  1. Ron, thanks for the post. It was very confirming to my journey into first chair. I often struggled with thoughts of disloyalty to my leader because I would have many of these same thoughts and tendencies – I would do it this way, do it differently, say it this way, etc. One day one of my mentors said, "A sign of leadership is always evaluating how other leaders do things and how you would do it the same, better or different." Another leader quipped to me that leading me was like leading a mustang (horse). He helped me discover my potential by releasing me, empowering me and giving me more opportunities. I must say he trusted me. I had earned it and proved worth it. The previous post by BH was so insightful to the 2nd chair leadership I was taught. Thanks for all of your insightful posts.

  2. Wow that was odd. I just wrote an very long comment but after I clicked submit my comment didn’t show up.

    Grrrr… well I’m not writing all that ove again.
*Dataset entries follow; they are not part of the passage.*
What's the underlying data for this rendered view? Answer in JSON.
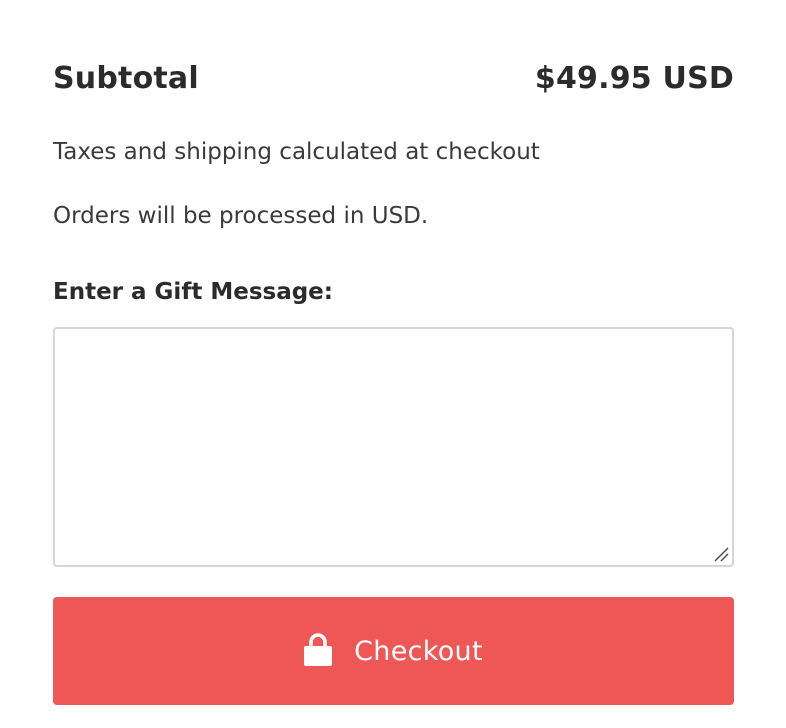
{
  "subtotal": {
    "label": "Subtotal",
    "value": "$49.95 USD"
  },
  "notes": {
    "taxes": "Taxes and shipping calculated at checkout",
    "currency": "Orders will be processed in USD."
  },
  "gift_message": {
    "label": "Enter a Gift Message:",
    "value": "",
    "placeholder": ""
  },
  "checkout": {
    "icon": "lock-icon",
    "label": "Checkout"
  },
  "colors": {
    "accent": "#ee5755",
    "text": "#2b2b2b",
    "border": "#d6d6d6"
  }
}
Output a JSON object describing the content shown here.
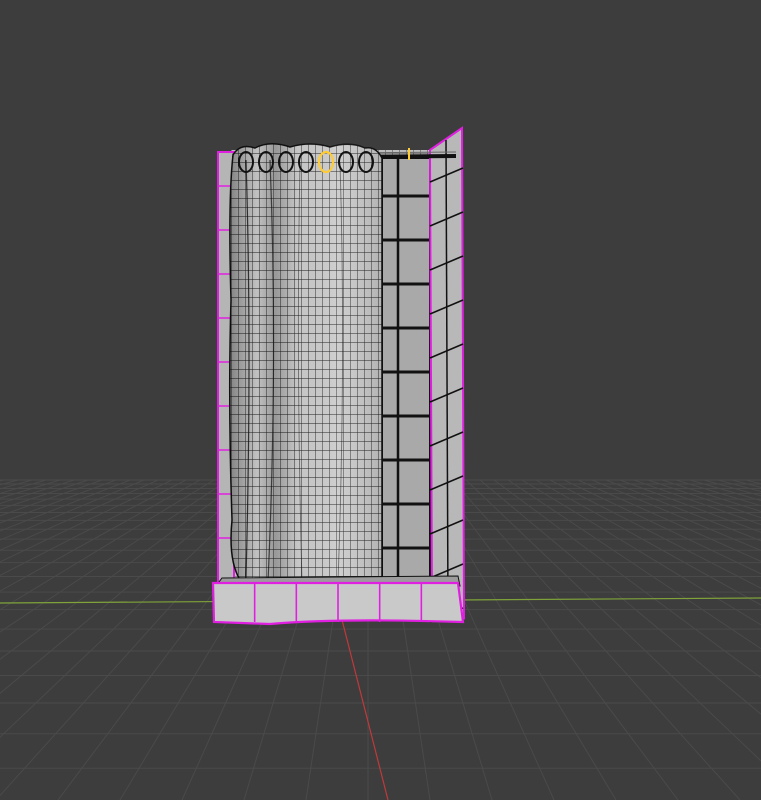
{
  "viewport": {
    "background": "#3d3d3d",
    "grid_color": "#4a4a4a",
    "x_axis_color": "#7fa33a",
    "y_axis_color": "#c0393b"
  },
  "model": {
    "selection_outline_color": "#e020e0",
    "active_element_color": "#ffcc33",
    "mesh_surface_color": "#cfcfcf",
    "wire_color": "#111111",
    "curtain_rings": 7,
    "tile_columns_front": 6
  }
}
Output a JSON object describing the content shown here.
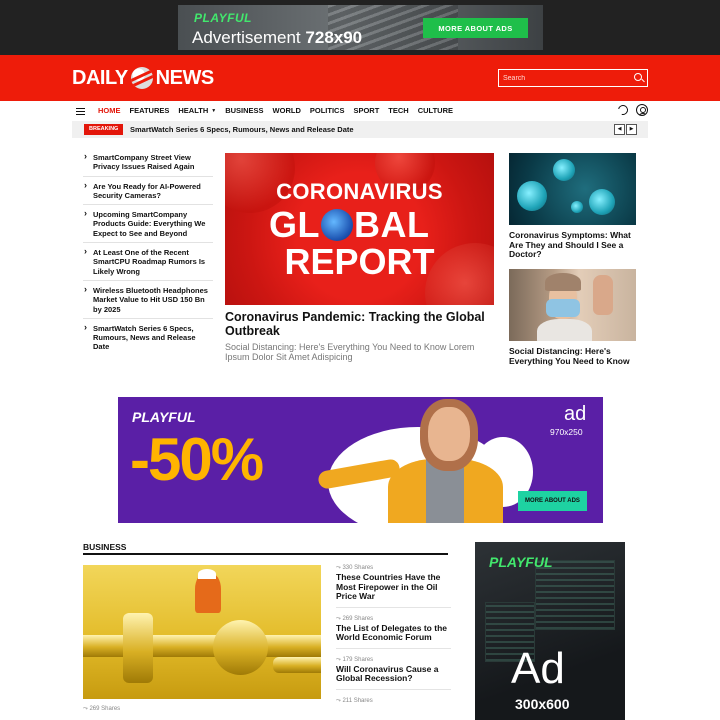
{
  "top_ad": {
    "brand": "PLAYFUL",
    "text": "Advertisement",
    "size": "728x90",
    "button": "MORE ABOUT ADS"
  },
  "header": {
    "logo_left": "DAILY",
    "logo_right": "NEWS",
    "search_placeholder": "Search",
    "bg_color": "#ee1c0a"
  },
  "nav": {
    "items": [
      "HOME",
      "FEATURES",
      "HEALTH",
      "BUSINESS",
      "WORLD",
      "POLITICS",
      "SPORT",
      "TECH",
      "CULTURE"
    ],
    "active": "HOME",
    "accent": "#e3160a"
  },
  "breaking": {
    "label": "BREAKING",
    "headline": "SmartWatch Series 6 Specs, Rumours, News and Release Date",
    "prev": "◀",
    "next": "▶"
  },
  "left_list": [
    "SmartCompany Street View Privacy Issues Raised Again",
    "Are You Ready for AI-Powered Security Cameras?",
    "Upcoming SmartCompany Products Guide: Everything We Expect to See and Beyond",
    "At Least One of the Recent SmartCPU Roadmap Rumors Is Likely Wrong",
    "Wireless Bluetooth Headphones Market Value to Hit USD 150 Bn by 2025",
    "SmartWatch Series 6 Specs, Rumours, News and Release Date"
  ],
  "feature": {
    "image_line1": "CORONAVIRUS",
    "image_line2_a": "GL",
    "image_line2_b": "BAL",
    "image_line3": "REPORT",
    "title": "Coronavirus Pandemic: Tracking the Global Outbreak",
    "excerpt": "Social Distancing: Here's Everything You Need to Know Lorem Ipsum Dolor Sit Amet Adispicing"
  },
  "side_posts": [
    "Coronavirus Symptoms: What Are They and Should I See a Doctor?",
    "Social Distancing: Here's Everything You Need to Know"
  ],
  "mid_ad": {
    "brand": "PLAYFUL",
    "discount": "-50%",
    "label": "ad",
    "size": "970x250",
    "button": "MORE ABOUT ADS"
  },
  "business": {
    "section_title": "BUSINESS",
    "main_shares": "269 Shares",
    "posts": [
      {
        "shares": "330 Shares",
        "title": "These Countries Have the Most Firepower in the Oil Price War"
      },
      {
        "shares": "269 Shares",
        "title": "The List of Delegates to the World Economic Forum"
      },
      {
        "shares": "179 Shares",
        "title": "Will Coronavirus Cause a Global Recession?"
      },
      {
        "shares": "211 Shares",
        "title": ""
      }
    ]
  },
  "side_ad": {
    "brand": "PLAYFUL",
    "label": "Ad",
    "size": "300x600"
  }
}
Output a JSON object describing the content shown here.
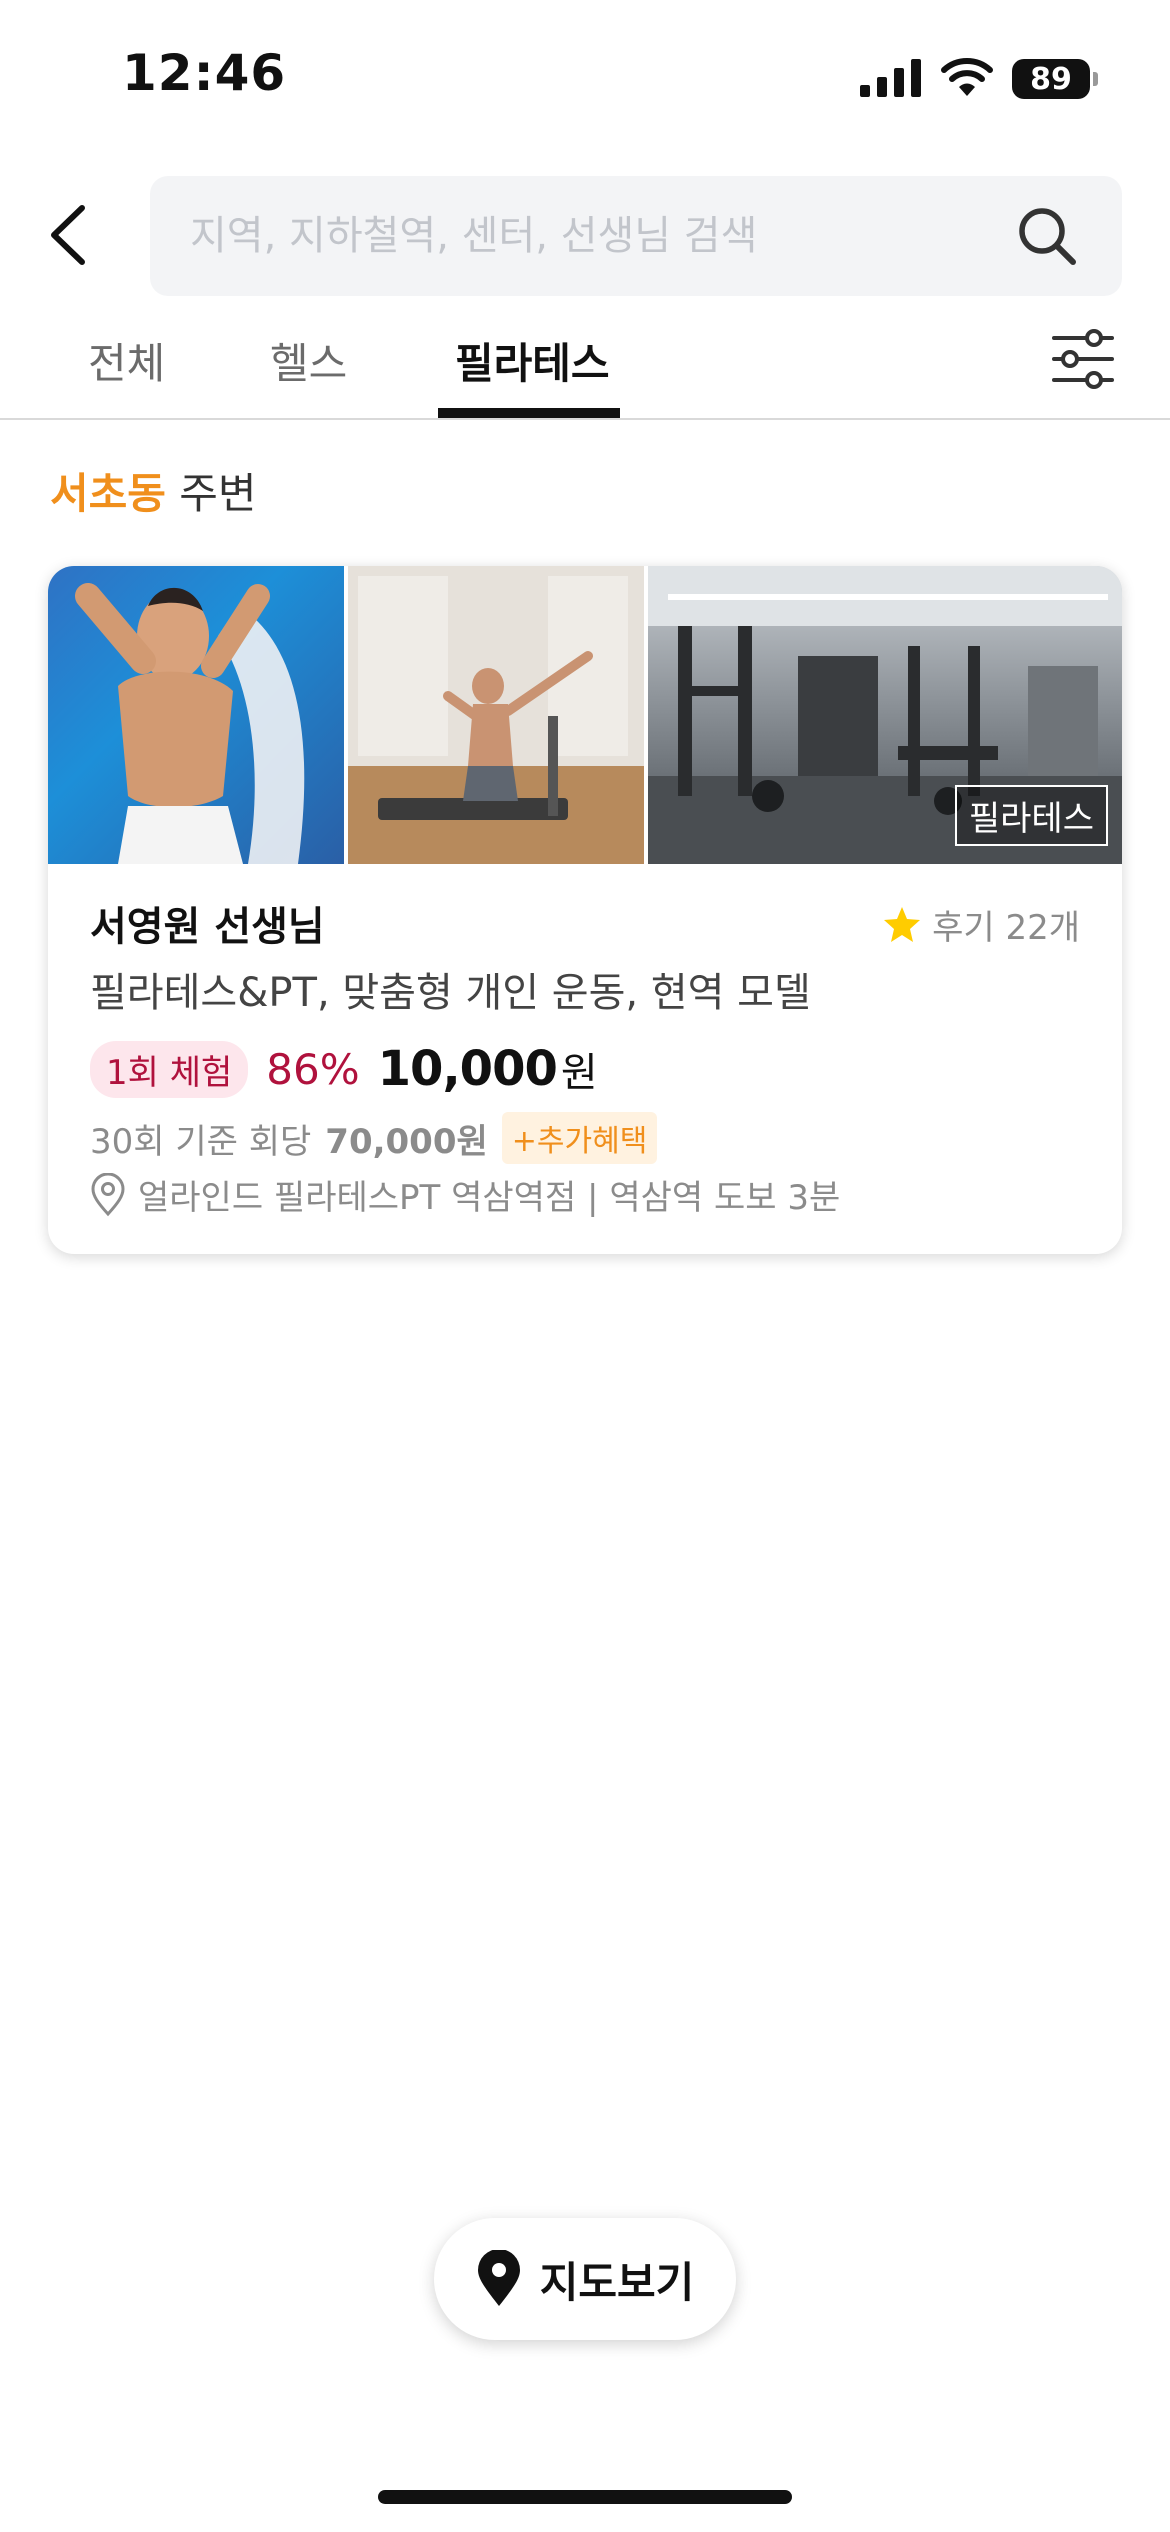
{
  "status_bar": {
    "time": "12:46",
    "battery": "89"
  },
  "search": {
    "placeholder": "지역, 지하철역, 센터, 선생님 검색"
  },
  "tabs": [
    {
      "label": "전체",
      "active": false
    },
    {
      "label": "헬스",
      "active": false
    },
    {
      "label": "필라테스",
      "active": true
    }
  ],
  "location": {
    "area": "서초동",
    "suffix": "주변"
  },
  "listing": {
    "category_tag": "필라테스",
    "teacher_name": "서영원 선생님",
    "reviews": "후기 22개",
    "subtitle": "필라테스&PT, 맞춤형 개인 운동, 현역 모델",
    "trial_badge": "1회 체험",
    "discount": "86%",
    "price": "10,000",
    "price_unit": "원",
    "base_label": "30회 기준 회당",
    "base_price": "70,000원",
    "benefit_badge": "+추가혜택",
    "address": "얼라인드 필라테스PT 역삼역점 | 역삼역 도보 3분"
  },
  "map_button": {
    "label": "지도보기"
  },
  "colors": {
    "accent_orange": "#f08f1c",
    "discount_red": "#b0123d",
    "star": "#ffcc00"
  }
}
Regardless, just wanted to say superb blog!

  3. There's definitely a fine line when thinking "I could teach that better." It's very easy to become critical and prideful from the second chair.

  4. Thank you for this list, I am very glad to see that your list was not time based but skill attainment and character based.

    Would have loved to be second chair to you for a period of time.

    I quietly grieve the times I have seen first chairs operate from a place of paranoia and micromanagement.

  5. These are not my ideas but an article I read yesterday on how to know if one possesses top leadership qualities …

    1)Learn to be strong but not rude.

    2)Learn to be kind but not weak.

    3)Learn to be bold but not a bully.

    4)You’ve got to learn to be humble, but not timid.

    5)Be proud but not arrogant.

    6)Develop humor without folly.

  6. Great thoughts Ron. You stated, "I hope it helps the first chair leaders who see people in second chairs around them who may need a little encouragement — even to switch chairs — or to be patient where they are at the time." We have to be secure in who we are to allow others to flex their own skills. Leaders have to see they play major role in equipping others to move to their right chair.